Where the Parnu River meets the Gulf of Riga, you’ll find the coastal resort city of Parnu. Parnu is known as the summer capital, because it is where so many Estonians choose to take their summer vacations. The biggest reason to come to Parnu is the beach, which boasts fine, white sand and gorgeous dunes. The beach promenade runs along the shore and helps to create the traditional coastal resort feel in the city. Even after the sun sets for the day, lighting along the promenade ensures that people are still walking and enjoying the coastal scenery. If a rainy afternoon appears, join the locals at Vee Park, a popular indoor water park in Parnu.
The largest Estonian island is called Saaremaa, and it is located in the Baltic Sea. The island has an 8,000-year-old history, and was ruled by Danes, Swedes, Germans and Russians in that time. Today, most visitors spend their time in the island’s capital city of Kuressaare. In Kuressaare, you can explore the completely intact medieval castle. You can tour the castle and the grounds, which now serve as home to the Regional Museum of Saaremaa. If you’re interested in hiking, sightseeing, birdwatching or photography, then Saaremaa’s Sõrve Peninsula is a spectacularly scenic destination to explore.
3. Lahemaa National Park
One of the most popular national parks in Estonia is Lahemaa. Since it is just an hour’s drive from the capital, it is the ideal day trip. Viru Raba, or Viru Bog, is a must-see part of the park. Trees poke from the swampy ground, and there is a definite ethereal quality. To make it easy to explore Viru Bog, there is a 5-km (3-mile) boardwalk that is usually dry, keeping you out of the water but close enough to admire the scenery. In the middle of the park is Sagadi Village, a fascinating spot where you can tour Sagadi Manor and learn more about the culture and history of the region.
The city of Tartu is considered the intellectual hub of the country, thanks to the impressive and well-known University of Tartu. Between the university and the fact that Tartu is the oldest city in the nation, this city is clearly an interesting destination. Its handsome centre is lined with classically designed 18th-century buildings, many of which have been put to innovative uses. One of the coolest attractions in Tartu is the soup neighborhood. In the soup neighborhood, every street is named after soup ingredients like potatoes, beans and peas. Old wooden houses line these streets, which are just next to the Emajõgi River.
1. Tallinn (Where to Stay)

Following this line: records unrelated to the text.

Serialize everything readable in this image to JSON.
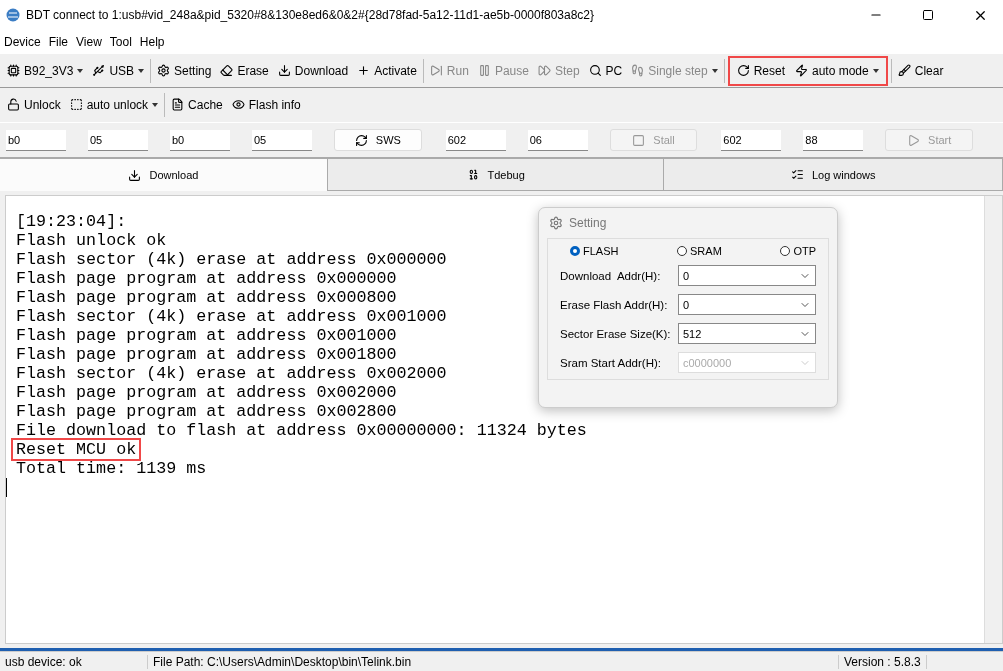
{
  "window": {
    "title": "BDT connect to 1:usb#vid_248a&pid_5320#8&130e8ed6&0&2#{28d78fad-5a12-11d1-ae5b-0000f803a8c2}"
  },
  "menu": [
    "Device",
    "File",
    "View",
    "Tool",
    "Help"
  ],
  "toolbar": [
    {
      "label": "B92_3V3",
      "kind": "dropdown",
      "disabled": false,
      "highlighted": false
    },
    {
      "label": "USB",
      "kind": "dropdown",
      "disabled": false,
      "highlighted": false
    },
    {
      "kind": "separator"
    },
    {
      "label": "Setting",
      "kind": "button",
      "disabled": false,
      "highlighted": false
    },
    {
      "label": "Erase",
      "kind": "button",
      "disabled": false,
      "highlighted": false
    },
    {
      "label": "Download",
      "kind": "button",
      "disabled": false,
      "highlighted": false
    },
    {
      "label": "Activate",
      "kind": "button",
      "disabled": false,
      "highlighted": false
    },
    {
      "kind": "separator"
    },
    {
      "label": "Run",
      "kind": "button",
      "disabled": true,
      "highlighted": false
    },
    {
      "label": "Pause",
      "kind": "button",
      "disabled": true,
      "highlighted": false
    },
    {
      "label": "Step",
      "kind": "button",
      "disabled": true,
      "highlighted": false
    },
    {
      "label": "PC",
      "kind": "button",
      "disabled": false,
      "highlighted": false
    },
    {
      "label": "Single step",
      "kind": "dropdown",
      "disabled": true,
      "highlighted": false
    },
    {
      "kind": "separator"
    },
    {
      "label": "Reset",
      "kind": "button",
      "disabled": false,
      "highlighted": true
    },
    {
      "label": "auto mode",
      "kind": "dropdown",
      "disabled": false,
      "highlighted": true
    },
    {
      "kind": "separator"
    },
    {
      "label": "Clear",
      "kind": "button",
      "disabled": false,
      "highlighted": false
    }
  ],
  "toolbar2": [
    {
      "label": "Unlock",
      "kind": "button"
    },
    {
      "label": "auto unlock",
      "kind": "dropdown"
    },
    {
      "kind": "separator"
    },
    {
      "label": "Cache",
      "kind": "button"
    },
    {
      "label": "Flash info",
      "kind": "button"
    }
  ],
  "fields": [
    {
      "kind": "input",
      "value": "b0"
    },
    {
      "kind": "input",
      "value": "05"
    },
    {
      "kind": "input",
      "value": "b0"
    },
    {
      "kind": "input",
      "value": "05"
    },
    {
      "kind": "button",
      "label": "SWS",
      "disabled": false
    },
    {
      "kind": "input",
      "value": "602"
    },
    {
      "kind": "input",
      "value": "06"
    },
    {
      "kind": "button",
      "label": "Stall",
      "disabled": true
    },
    {
      "kind": "input",
      "value": "602"
    },
    {
      "kind": "input",
      "value": "88"
    },
    {
      "kind": "button",
      "label": "Start",
      "disabled": true
    }
  ],
  "tabs": [
    {
      "label": "Download",
      "selected": true
    },
    {
      "label": "Tdebug",
      "selected": false
    },
    {
      "label": "Log windows",
      "selected": false
    }
  ],
  "log": [
    {
      "text": "[19:23:04]:",
      "highlighted": false
    },
    {
      "text": "Flash unlock ok",
      "highlighted": false
    },
    {
      "text": "Flash sector (4k) erase at address 0x000000",
      "highlighted": false
    },
    {
      "text": "Flash page program at address 0x000000",
      "highlighted": false
    },
    {
      "text": "Flash page program at address 0x000800",
      "highlighted": false
    },
    {
      "text": "Flash sector (4k) erase at address 0x001000",
      "highlighted": false
    },
    {
      "text": "Flash page program at address 0x001000",
      "highlighted": false
    },
    {
      "text": "Flash page program at address 0x001800",
      "highlighted": false
    },
    {
      "text": "Flash sector (4k) erase at address 0x002000",
      "highlighted": false
    },
    {
      "text": "Flash page program at address 0x002000",
      "highlighted": false
    },
    {
      "text": "Flash page program at address 0x002800",
      "highlighted": false
    },
    {
      "text": "File download to flash at address 0x00000000: 11324 bytes",
      "highlighted": false
    },
    {
      "text": "Reset MCU ok",
      "highlighted": true
    },
    {
      "text": "Total time: 1139 ms",
      "highlighted": false
    }
  ],
  "dialog": {
    "title": "Setting",
    "options": [
      {
        "label": "FLASH",
        "selected": true
      },
      {
        "label": "SRAM",
        "selected": false
      },
      {
        "label": "OTP",
        "selected": false
      }
    ],
    "rows": [
      {
        "label": "Download  Addr(H):",
        "value": "0",
        "disabled": false
      },
      {
        "label": "Erase Flash Addr(H):",
        "value": "0",
        "disabled": false
      },
      {
        "label": "Sector Erase Size(K):",
        "value": "512",
        "disabled": false
      },
      {
        "label": "Sram Start Addr(H):",
        "value": "c0000000",
        "disabled": true
      }
    ]
  },
  "status_bar": [
    "usb device: ok",
    "File Path:  C:\\Users\\Admin\\Desktop\\bin\\Telink.bin",
    "Version : 5.8.3"
  ]
}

The most popular place to visit in Estonia is Tallinn, the capital and the hub of medieval architecture. The heart of the city is called Toompea, a hill that retains a historic atmosphere thanks to cobblestone streets and 15th century buildings. The area is amazingly preserved and accessible on foot. From the top of Toompea, you can look out over much of the Old City. Some highlights of the Old City include the bustling shops on Viru Street, the 14th century Town Hall and the opulent 19th century Alexander Nevsky Cathedral.
As seen on the Heatheronhertravels.com